Invoices marketplace AREX has raised 3 million euros from Lifeline and LocalGlobe’s Robin Klein for further product development and to underpin its 2017 launch into the British market.
Irish startup AREX, founded in 2014 by two Finns and an Estonian, has put together what they call an Account Receivables Exchange – a solution for short-term borrowing against receivables, a solution which is having a number of competitors like Investly.
AREX works by using your accounts receivables as an asset to borrow against – so say you hit that big deal that’s going to pay out in 60 days, you can take that invoice to AREX where the credit ratings of the two companies are used to create an AREX contract that can be bid on by investors. If enough investors make the market you can receive the invoiced money immediately, at a discount.

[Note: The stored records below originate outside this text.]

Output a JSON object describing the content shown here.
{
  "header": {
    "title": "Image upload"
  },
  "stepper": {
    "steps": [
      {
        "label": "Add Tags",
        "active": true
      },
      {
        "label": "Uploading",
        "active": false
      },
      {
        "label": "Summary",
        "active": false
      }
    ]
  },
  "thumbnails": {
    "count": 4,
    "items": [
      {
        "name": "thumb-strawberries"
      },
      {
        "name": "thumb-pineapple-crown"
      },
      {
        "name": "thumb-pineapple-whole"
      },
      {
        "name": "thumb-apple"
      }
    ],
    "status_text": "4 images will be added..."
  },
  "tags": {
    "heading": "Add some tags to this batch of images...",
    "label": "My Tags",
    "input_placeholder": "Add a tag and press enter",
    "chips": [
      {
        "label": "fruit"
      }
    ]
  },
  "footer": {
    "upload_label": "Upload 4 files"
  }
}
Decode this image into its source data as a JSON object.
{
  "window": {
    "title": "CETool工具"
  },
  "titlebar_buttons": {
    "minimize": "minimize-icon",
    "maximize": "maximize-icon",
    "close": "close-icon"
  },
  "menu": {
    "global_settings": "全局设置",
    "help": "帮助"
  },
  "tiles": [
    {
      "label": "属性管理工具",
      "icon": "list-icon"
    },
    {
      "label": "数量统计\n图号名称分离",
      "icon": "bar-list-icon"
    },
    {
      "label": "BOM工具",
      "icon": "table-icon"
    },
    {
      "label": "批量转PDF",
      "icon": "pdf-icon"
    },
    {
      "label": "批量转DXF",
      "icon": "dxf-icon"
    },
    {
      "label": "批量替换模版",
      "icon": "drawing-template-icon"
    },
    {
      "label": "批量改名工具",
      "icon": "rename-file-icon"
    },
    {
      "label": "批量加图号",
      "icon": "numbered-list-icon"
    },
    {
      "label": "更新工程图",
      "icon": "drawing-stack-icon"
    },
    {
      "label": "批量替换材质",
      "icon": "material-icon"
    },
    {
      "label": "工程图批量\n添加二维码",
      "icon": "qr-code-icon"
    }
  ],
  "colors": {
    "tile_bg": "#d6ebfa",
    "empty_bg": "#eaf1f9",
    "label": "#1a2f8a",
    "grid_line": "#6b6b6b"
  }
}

A team of serial entrepreneurs with wide-ranging experience in fintech, financial services and database architecture at Maventa (electronic invoicing), Wall Street Systems (FX and treasury), J.P. Morgan and Skype, AREX – which stands for ‘Account Receivables Exchange’ – is working on transforming the way cash-squeezed small- and mid-sized firms access short-term finance.
“AREX are yet another example of the ambition and brilliance of execution so evident in the Nordic fintech sector right now. They are a team with proven pedigree and a huge mission in a market that’s poised for enormous change – and we’re very excited to be working with them,” said LocalGlobe’s Robin Klein.
A perfect storm of sector trends has converged to create an increasingly difficult trading environment for SMBs globally. First, since the credit crunch, measures introduced to strengthen the regulation, risk management and supervision of the banking sector have choked off the supply of money banks have available to lend to businesses, reducing by around 50 percent the cash loaned to SMBs annually.
Many of the larger players have extended their own payment terms, meaning that SMBs are increasingly facing situations in which their suppliers are asking to be paid immediately, whereas their customers are taking 90 days to pay them.
Creating new asset class
SMBs are increasingly finding that borrowing against unpaid invoices is one of the most effective ways to enhance their cash flow, said AREX’s founding CEO Kim Forsman. “The factoring industry – already a $2tn market globally – is one which has remained largely manual and little-changed by technology, with SMBs obliged to sell their invoices via intermediaries at hugely disadvantageous terms.”
With less than 3 percent of invoices worldwide sold to factoring companies today, the global factoring market could be growing to be worth up to $70tn, said Timo Ahopelto, Founding Partner at lead investors Lifeline Ventures.
“Kim and the team are building an entirely new asset class, that is both a new model for investors, enabling them to participate in SMB financing in a way that simply wasn’t possible before, and a critically important way for small and medium businesses – potentially across the world – to release their working capital,” Ahopelto said.